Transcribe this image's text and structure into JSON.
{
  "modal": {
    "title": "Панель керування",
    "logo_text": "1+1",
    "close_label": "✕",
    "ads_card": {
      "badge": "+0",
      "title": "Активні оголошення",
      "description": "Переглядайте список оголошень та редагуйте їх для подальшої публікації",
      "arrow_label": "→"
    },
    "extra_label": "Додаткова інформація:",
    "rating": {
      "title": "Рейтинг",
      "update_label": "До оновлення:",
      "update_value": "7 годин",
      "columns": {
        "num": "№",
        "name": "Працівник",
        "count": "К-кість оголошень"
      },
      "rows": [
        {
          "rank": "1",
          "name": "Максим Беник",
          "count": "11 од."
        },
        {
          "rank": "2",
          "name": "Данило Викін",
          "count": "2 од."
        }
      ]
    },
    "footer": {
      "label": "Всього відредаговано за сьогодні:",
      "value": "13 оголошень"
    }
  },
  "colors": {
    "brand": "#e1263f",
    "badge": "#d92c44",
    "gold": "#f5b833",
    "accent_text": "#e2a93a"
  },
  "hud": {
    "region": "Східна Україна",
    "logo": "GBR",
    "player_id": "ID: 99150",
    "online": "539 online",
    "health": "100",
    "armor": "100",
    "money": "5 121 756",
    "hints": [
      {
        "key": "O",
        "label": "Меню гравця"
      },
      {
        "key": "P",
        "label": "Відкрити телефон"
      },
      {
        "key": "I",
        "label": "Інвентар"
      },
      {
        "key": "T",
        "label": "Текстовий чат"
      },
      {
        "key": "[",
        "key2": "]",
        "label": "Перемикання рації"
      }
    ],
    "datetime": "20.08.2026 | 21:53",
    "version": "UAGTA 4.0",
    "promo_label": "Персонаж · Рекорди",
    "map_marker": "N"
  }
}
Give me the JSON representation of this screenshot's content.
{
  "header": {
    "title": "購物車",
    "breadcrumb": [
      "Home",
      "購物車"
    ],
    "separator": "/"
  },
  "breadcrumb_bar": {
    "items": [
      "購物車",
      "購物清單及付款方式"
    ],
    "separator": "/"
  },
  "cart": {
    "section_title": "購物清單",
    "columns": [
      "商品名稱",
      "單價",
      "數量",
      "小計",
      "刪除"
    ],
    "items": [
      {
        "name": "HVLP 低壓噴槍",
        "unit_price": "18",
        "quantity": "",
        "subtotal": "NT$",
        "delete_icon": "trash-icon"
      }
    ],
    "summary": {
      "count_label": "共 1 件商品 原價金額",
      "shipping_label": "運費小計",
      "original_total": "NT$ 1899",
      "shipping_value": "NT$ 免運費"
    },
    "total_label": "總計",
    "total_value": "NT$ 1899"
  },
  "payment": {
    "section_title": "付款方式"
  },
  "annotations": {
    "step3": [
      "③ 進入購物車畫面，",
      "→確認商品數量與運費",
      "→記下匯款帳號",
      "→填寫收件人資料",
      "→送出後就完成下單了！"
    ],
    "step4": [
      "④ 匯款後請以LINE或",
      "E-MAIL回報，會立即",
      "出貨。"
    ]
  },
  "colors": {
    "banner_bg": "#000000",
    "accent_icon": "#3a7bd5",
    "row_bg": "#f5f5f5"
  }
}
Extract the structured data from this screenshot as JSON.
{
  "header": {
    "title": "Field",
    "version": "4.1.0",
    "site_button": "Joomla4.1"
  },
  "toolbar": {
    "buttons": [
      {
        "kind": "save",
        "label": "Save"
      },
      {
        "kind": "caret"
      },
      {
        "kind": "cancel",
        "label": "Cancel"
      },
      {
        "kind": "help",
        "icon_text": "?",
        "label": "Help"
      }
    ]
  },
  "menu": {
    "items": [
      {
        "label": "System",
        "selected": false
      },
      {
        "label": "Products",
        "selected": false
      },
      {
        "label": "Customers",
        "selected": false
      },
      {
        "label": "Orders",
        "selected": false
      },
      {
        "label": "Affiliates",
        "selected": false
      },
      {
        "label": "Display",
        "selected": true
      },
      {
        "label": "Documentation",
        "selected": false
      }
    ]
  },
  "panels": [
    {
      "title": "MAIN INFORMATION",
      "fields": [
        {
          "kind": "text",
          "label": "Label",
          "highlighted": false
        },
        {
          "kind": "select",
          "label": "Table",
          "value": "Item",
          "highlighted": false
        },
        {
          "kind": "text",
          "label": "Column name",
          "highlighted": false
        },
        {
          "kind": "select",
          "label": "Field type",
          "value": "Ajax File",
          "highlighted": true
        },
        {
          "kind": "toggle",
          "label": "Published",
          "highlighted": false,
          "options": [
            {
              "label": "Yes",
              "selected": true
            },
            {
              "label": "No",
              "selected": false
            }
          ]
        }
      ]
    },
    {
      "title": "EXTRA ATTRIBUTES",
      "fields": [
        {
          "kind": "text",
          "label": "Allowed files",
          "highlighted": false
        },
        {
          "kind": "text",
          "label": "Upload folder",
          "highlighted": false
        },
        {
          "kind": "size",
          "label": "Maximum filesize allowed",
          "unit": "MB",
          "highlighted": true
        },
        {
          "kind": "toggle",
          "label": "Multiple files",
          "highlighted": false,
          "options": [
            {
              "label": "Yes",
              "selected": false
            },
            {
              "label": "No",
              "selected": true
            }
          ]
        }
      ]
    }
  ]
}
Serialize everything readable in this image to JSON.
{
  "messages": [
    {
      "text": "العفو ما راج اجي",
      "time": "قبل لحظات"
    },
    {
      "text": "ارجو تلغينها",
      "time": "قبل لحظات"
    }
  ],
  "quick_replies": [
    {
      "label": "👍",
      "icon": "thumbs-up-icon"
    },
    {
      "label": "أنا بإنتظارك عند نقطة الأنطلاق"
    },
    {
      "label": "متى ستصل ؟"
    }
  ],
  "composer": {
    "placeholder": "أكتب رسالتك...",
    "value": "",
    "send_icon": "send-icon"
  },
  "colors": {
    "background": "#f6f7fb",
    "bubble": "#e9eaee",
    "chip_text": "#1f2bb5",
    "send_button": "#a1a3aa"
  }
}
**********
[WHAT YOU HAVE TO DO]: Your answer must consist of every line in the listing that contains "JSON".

[WRITTEN SOLUTION]:
Transcribe this image's text and structure into JSON.
Give me the JSON representation of this screenshot's content.
Extract the structured data from this screenshot as JSON.
Serialize everything readable in this image to JSON.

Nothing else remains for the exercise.